Tom Butts Editor-in-Chief firstname.lastname@example.org
When it comes to advances in camera technology, sports is one of the ultimate drivers. We see this every two years at the Olympics and it seems that with every sports season, camera (and processing) technology is accelerating. And the demand for getting ever closer to the action with high-def video for breathtaking action as well as sports analysis is increasing.
More than a decade after wowing audiences with its stop action, 360-angle views, “Matrix-style” bullet-time action scenes are now being used to analyze plays on the baseball field. Earlier this year the YES Network debuted “YES View,” a nine-camera system that creates a panoramic vision of a batter’s swing, a runner’s slide or a baseman’s sweeping tag.
This month, NBC Sports will debut a similar 360-degree feature for “Sunday Night Football” at AT&T Stadium in Dallas, (check out our story on the system on p. 22). The newly installed 24\4K camera system will allow producers to create a groundbreaking “tactical view” of football plays, freely roaming with never-before-seen viewing angles around the action at both “Red Zones” play. Both systems deploy technology from Israeli- based Replay Technologies “freeD” system, which combines the camera feeds with high-level processing software to create the 3D images. A similar system was used in the 2012 London Olympics.

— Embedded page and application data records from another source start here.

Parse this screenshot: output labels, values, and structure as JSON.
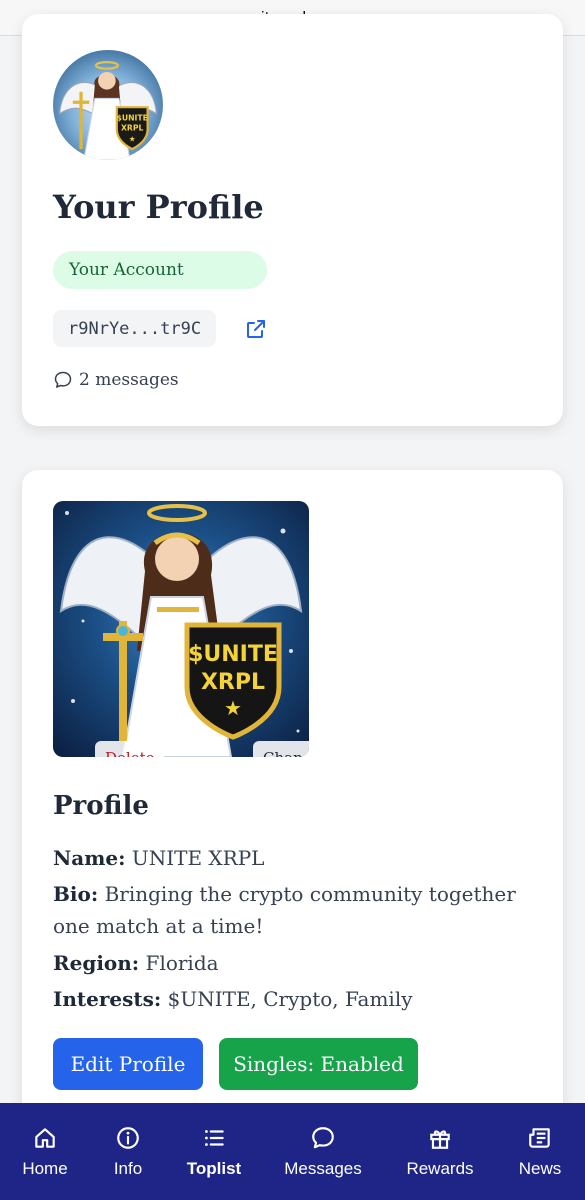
{
  "browser": {
    "url": "unitexrpl.com"
  },
  "profile_header": {
    "title": "Your Profile",
    "account_badge": "Your Account",
    "address": "r9NrYe...tr9C",
    "messages": "2 messages"
  },
  "profile_card": {
    "image_delete_label": "Delete",
    "image_change_label": "Change",
    "section_title": "Profile",
    "name_label": "Name:",
    "name_value": " UNITE XRPL",
    "bio_label": "Bio:",
    "bio_value": " Bringing the crypto community together one match at a time!",
    "region_label": "Region:",
    "region_value": " Florida",
    "interests_label": "Interests:",
    "interests_value": " $UNITE, Crypto, Family",
    "edit_button": "Edit Profile",
    "singles_button": "Singles: Enabled"
  },
  "bottom_nav": {
    "items": [
      {
        "label": "Home",
        "icon": "home-icon"
      },
      {
        "label": "Info",
        "icon": "info-icon"
      },
      {
        "label": "Toplist",
        "icon": "list-icon"
      },
      {
        "label": "Messages",
        "icon": "chat-icon"
      },
      {
        "label": "Rewards",
        "icon": "gift-icon"
      },
      {
        "label": "News",
        "icon": "newspaper-icon"
      }
    ],
    "active": "Toplist"
  },
  "colors": {
    "nav_bg": "#1e2587",
    "edit_button": "#2563eb",
    "singles_button": "#16a34a",
    "badge_bg": "#dcfce7",
    "badge_text": "#166534",
    "delete_text": "#b91c1c"
  },
  "logo_text": "$UNITE XRPL"
}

Using cameras to analyze the latest plays in the sports announcers’ booth is one thing; using cameras to determine whether an official’s call was correct is another. For years, most professional sports leagues have used the instant replay to review controversial calls (the technology debuted during the 1963 Army-Navy game); some pundits have noted that the instant replay helped contribute to the increasing popularity of televised football in the United States.

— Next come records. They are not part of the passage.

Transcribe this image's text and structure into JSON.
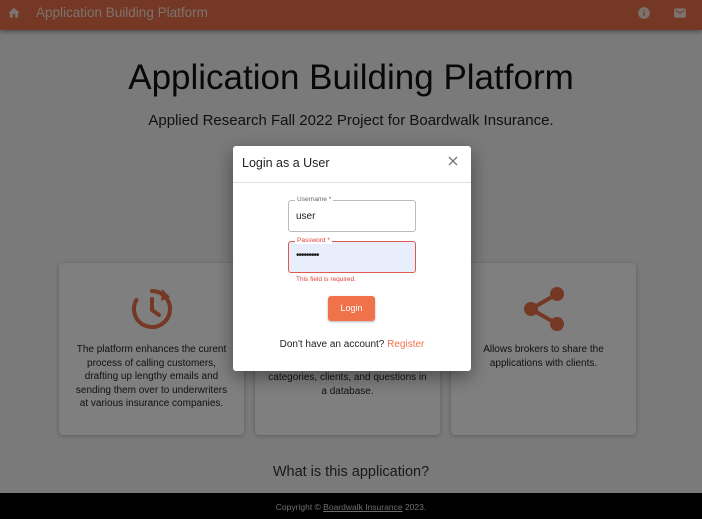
{
  "appbar": {
    "title": "Application Building Platform",
    "icons": {
      "home": "home-icon",
      "info": "info-icon",
      "mail": "mail-icon"
    }
  },
  "hero": {
    "title": "Application Building Platform",
    "subtitle": "Applied Research Fall 2022 Project for Boardwalk Insurance."
  },
  "cards": [
    {
      "icon": "history-icon",
      "text": "The platform enhances the curent process of calling customers, drafting up lengthy emails and sending them over to underwriters at various insurance companies."
    },
    {
      "icon": "database-icon",
      "text": "categories, clients, and questions in a database."
    },
    {
      "icon": "share-icon",
      "text": "Allows brokers to share the applications with clients."
    }
  ],
  "about": {
    "heading": "What is this application?"
  },
  "footer": {
    "prefix": "Copyright © ",
    "link": "Boardwalk Insurance",
    "suffix": " 2023."
  },
  "dialog": {
    "title": "Login as a User",
    "username": {
      "label": "Username *",
      "value": "user"
    },
    "password": {
      "label": "Password *",
      "value": "•••••••••",
      "error": "This field is required."
    },
    "login_label": "Login",
    "register_prompt": "Don't have an account?",
    "register_link": "Register"
  },
  "colors": {
    "accent": "#f0724b",
    "appbar": "#e8714a",
    "error": "#e0423a"
  }
}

Major League Baseball is one sport though, that has had a somewhat tenuous relationship with the instant replay, and much of that has been because of tradition. So it was, when MLB announced last month that it would expand the use of the instant replay beyond home run calls to allow managers to challenge pretty much every play—except for balls and strikes—that reaction was decidedly mixed, although most acknowledged that its time had come.
“Human error may be a part of the game, but it doesn’t have to decide a game,” wrote Tim Dahlberg, a sports columnist with the AP.
Others were concerned that the sport, already criticized for taking too long, would take up even more time.
“I fear that baseball games are already growing too long to attract/keep the casual fans the sport needs to thrive. This could exacerbate the problem,” wrote Brett Taylor in bleachernation.com. (An MLB official noted that the use of the instant replay could actually shorten the game because it would reduce the number of heated arguments between managers and umpires.) Others were adamant that using the technology is just one more step in removing the “human element” from the game.
It should be noted that technology played only a part in MLB’s decision, and that we’re still years away from using 360-degree “Matrix”-style video analysis to determine the outcome of challenged plays. Nevertheless, some fans consider the increasing use of such technology an intrusion into a sport that relies so much on the importance of tradition. What will happen to those flare-ups between managers and umpires, so many of which are staged for the fans? Will this just result in more ad time for the networks?
With the advent of sports in HD (soon to go Ultra), we’re getting to the point where the sports TV fan can make their own calls with super high-resolution, slow-mo cameras that reveal action down to the granular level. Some fear that more technology will overwhelm professional sports, resulting in an increasing emphasis on analysis.
Whether this is a good thing will be up to the networks, which will need to strike a balance between too much blather and just allowing the game to be played.